Formal approval to purchase an SC4020 Microfilm Recorder came in January 1967 and the machine was in service by early 1968. Paul Nelson produced a system called SCFOR for FORTRAN users which was a low level set of routines for accessing the capabilities of the machine hardware plus some higher-level routines. Bob Hopgood produced a slightly higher-level graphics system for Algol users called GROATS. By 1969, both systems were in use and some support was provided for animation output.

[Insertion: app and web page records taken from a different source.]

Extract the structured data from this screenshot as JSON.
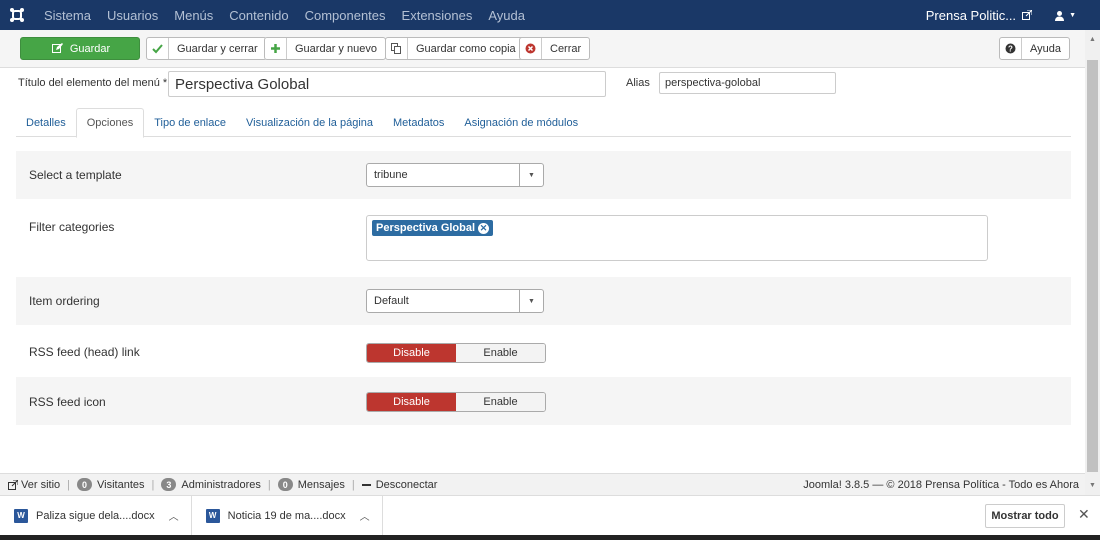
{
  "topbar": {
    "menu": [
      "Sistema",
      "Usuarios",
      "Menús",
      "Contenido",
      "Componentes",
      "Extensiones",
      "Ayuda"
    ],
    "site_name": "Prensa Politic...",
    "bg_color": "#1a3867"
  },
  "toolbar": {
    "save": "Guardar",
    "save_close": "Guardar y cerrar",
    "save_new": "Guardar y nuevo",
    "save_copy": "Guardar como copia",
    "close": "Cerrar",
    "help": "Ayuda"
  },
  "form": {
    "title_label": "Título del elemento del menú *",
    "title_value": "Perspectiva Golobal",
    "alias_label": "Alias",
    "alias_value": "perspectiva-golobal"
  },
  "tabs": [
    "Detalles",
    "Opciones",
    "Tipo de enlace",
    "Visualización de la página",
    "Metadatos",
    "Asignación de módulos"
  ],
  "active_tab": "Opciones",
  "options": {
    "template_label": "Select a template",
    "template_value": "tribune",
    "filter_label": "Filter categories",
    "filter_chip": "Perspectiva Global",
    "ordering_label": "Item ordering",
    "ordering_value": "Default",
    "rss_link_label": "RSS feed (head) link",
    "rss_icon_label": "RSS feed icon",
    "disable": "Disable",
    "enable": "Enable"
  },
  "status": {
    "view_site": "Ver sitio",
    "visitors_count": "0",
    "visitors": "Visitantes",
    "admins_count": "3",
    "admins": "Administradores",
    "messages_count": "0",
    "messages": "Mensajes",
    "logout": "Desconectar",
    "copyright": "Joomla! 3.8.5 — © 2018 Prensa Política - Todo es Ahora"
  },
  "downloads": {
    "file1": "Paliza sigue dela....docx",
    "file2": "Noticia 19 de ma....docx",
    "show_all": "Mostrar todo"
  }
}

In February, 1969 a case was made for purchasing an interactive graphics system. The two front runners were an Elliott Automation system and a PDP15 system from DEC. With the prices being relatively similar, the case was made to purchase the British Elliott Automation system even though the display system had a relatively slow orange phosphor (which would mean previewing of animated films would not be brilliant). Just before the paper was due to go the Atlas Computer Committee, Elliott's increased the price substantially (they had forgot to add VAT) and, in consequence, it was decided to make the case to purchase the PDP15 system instead. Being both cheaper and having a much faster phosphor on the display, it was more appropriate for animation previewing.

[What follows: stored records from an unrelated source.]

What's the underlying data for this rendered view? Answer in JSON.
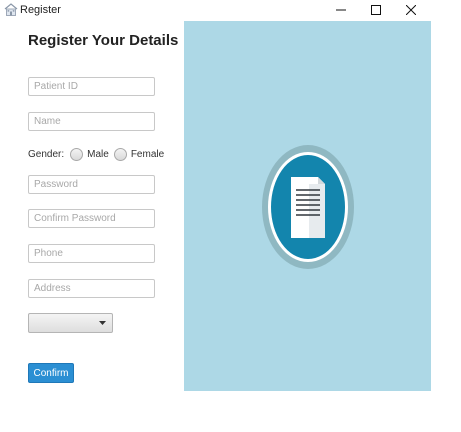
{
  "window": {
    "title": "Register",
    "icon": "hospital-icon",
    "controls": [
      "minimize-icon",
      "maximize-icon",
      "close-icon"
    ]
  },
  "form": {
    "heading": "Register Your Details",
    "patient_id_placeholder": "Patient ID",
    "name_placeholder": "Name",
    "gender": {
      "label": "Gender:",
      "options": [
        "Male",
        "Female"
      ]
    },
    "password_placeholder": "Password",
    "confirm_password_placeholder": "Confirm Password",
    "phone_placeholder": "Phone",
    "address_placeholder": "Address",
    "dropdown": {
      "selected": ""
    },
    "confirm_label": "Confirm"
  },
  "side_panel": {
    "illustration": "document-icon",
    "colors": {
      "background": "#add8e6",
      "ring_outer": "#8fb8c2",
      "ring_inner": "#ffffff",
      "disc": "#1385ad"
    }
  },
  "colors": {
    "button": "#2b8fd3",
    "field_border": "#c8c8c8"
  }
}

Bob Hopgood had to persuade Brian Oakley, then at the Department of Industry, that Atlas had a good case for a foreign purchase. The PDP15 arrived in October 1970 (without the display) and was initially installed in G18 with a local air conditioning system.
Graham England joined in November 1969 on a 3-year appointment. With Bob Churchhouse leaving at the end of 1970, a formal Graphics Section was set up under Bob Hopgood and that stayed in existence until the end of 1971. The initial members were Bob Hopgood, Julian Gallop, Graham Englan and Paul Nelson (although formally Paul was a member of the Support Group). Dave Ralphs came as a Sandwich Student in 1971. Geoff Lickess, Mary Stapley and David Sedar were other Sandwich students early on. In October 1971, Alan Francis and Dave Toll joined the Section.

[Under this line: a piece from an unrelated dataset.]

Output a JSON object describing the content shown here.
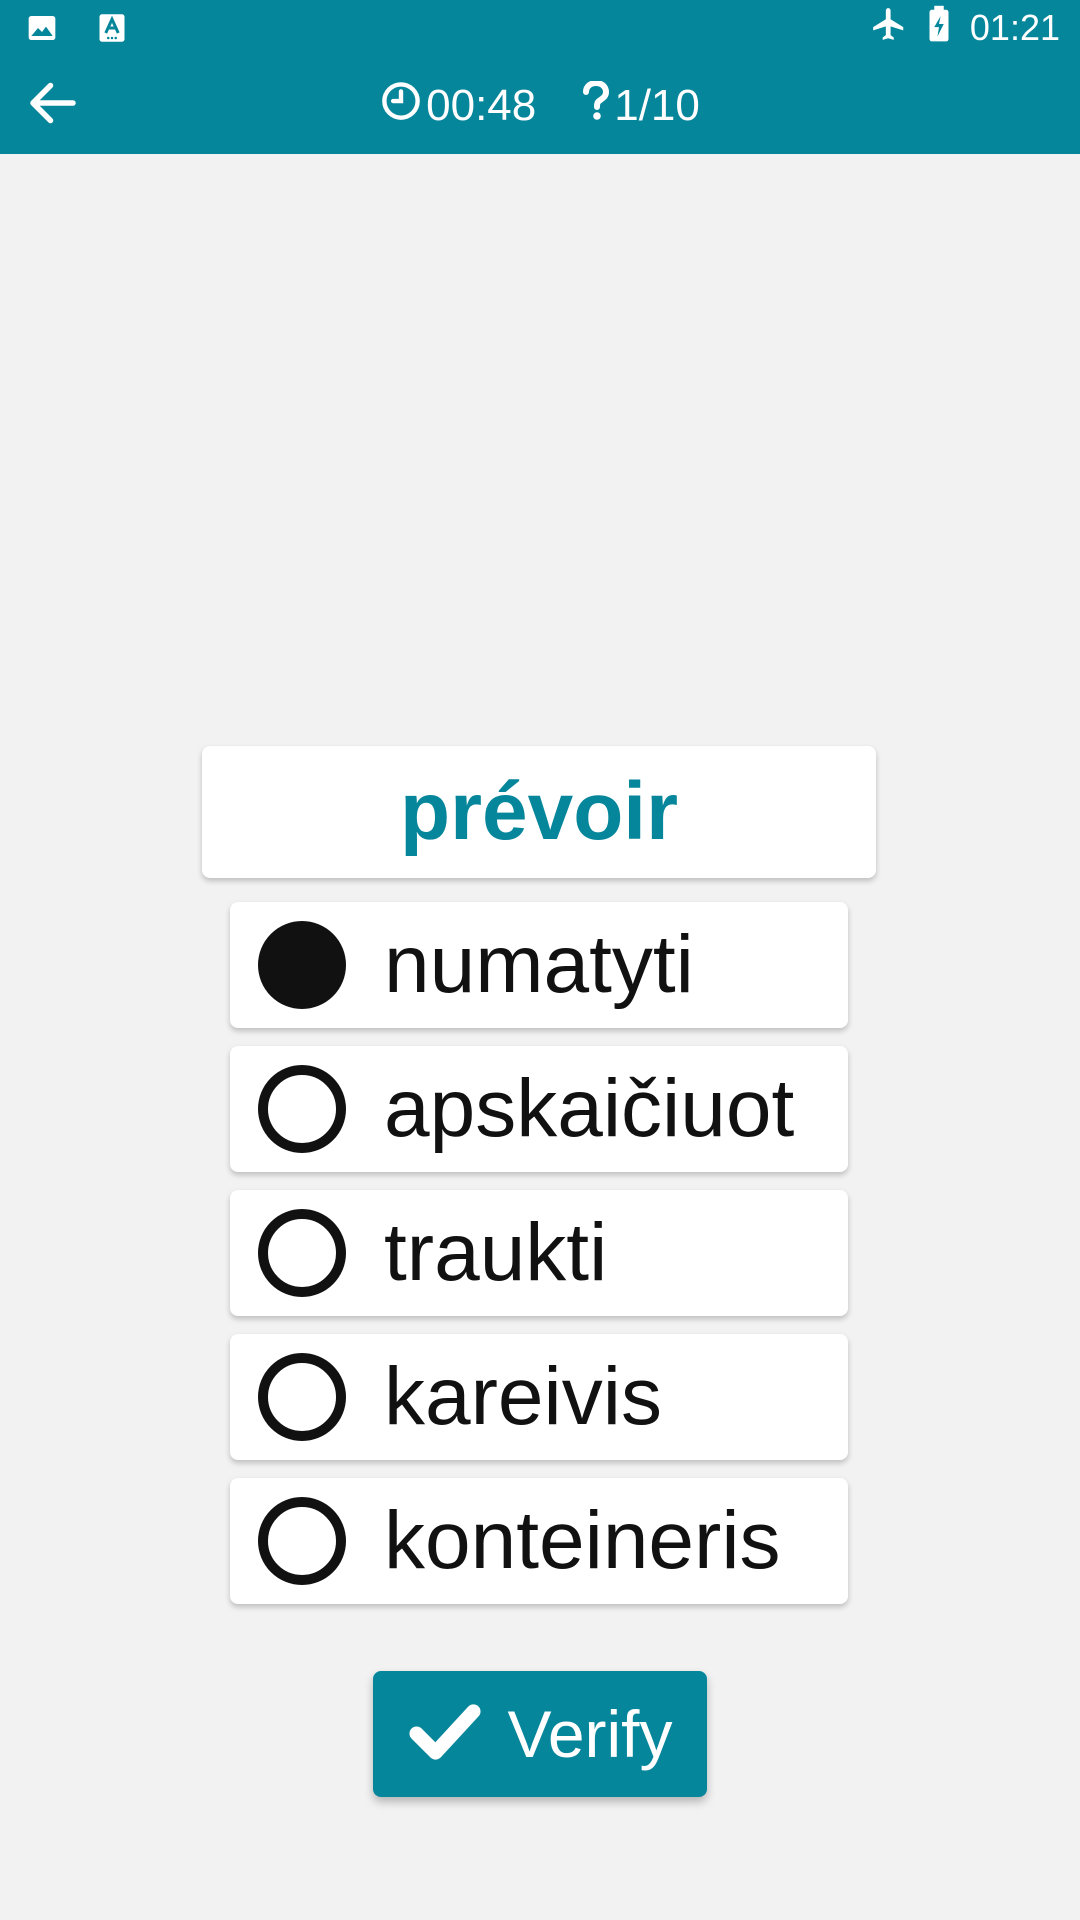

Bob Hopgood took over as Head of Basic Systems Software in January 1972, and Eric Thomas became head of the Graphics Section. He remained in charge until November 1974.
A replacement for the SC4020 had been under discussion since 1971 and a case was made to the Atlas Computer Committee in 1972 and a case to purchase specifically an FR80 in March 1973. This went to the Science Board in December 1973. Due to the Science Board's financial state at the time, a Working Party was set up to assess the case and, in consequence, an order was not placed until near the end of 1974 with delivery early in 1975.
The papers in this section concentrate on the graphics software made available during the life of the Laboratory. Specific software and hardware details are contained in the technology sections on the PDP15, SC4020 and FR80. Some items are:
- SCFOR: the SC4020 low level graphics inteface package to the SC4020
- GROATS: the main Algol-based graphics system for Atlas and the 1906A
- CAMPER: a 3D animation system mounted on Atlas, the ICL1906A and the PDP15
- PDP15 Font Definer: used by Susan Hockey for defining unusal fonts including Egyptian cuneform
- SPROGS: successor to SCFOR and GROATS running on the 1906A used interactively via the PDP15
- ANTICS: a computer animation system developed by Alan Kitching, a visitor to the Laboratory
- PIGS: PDP15 Interactive Graphics System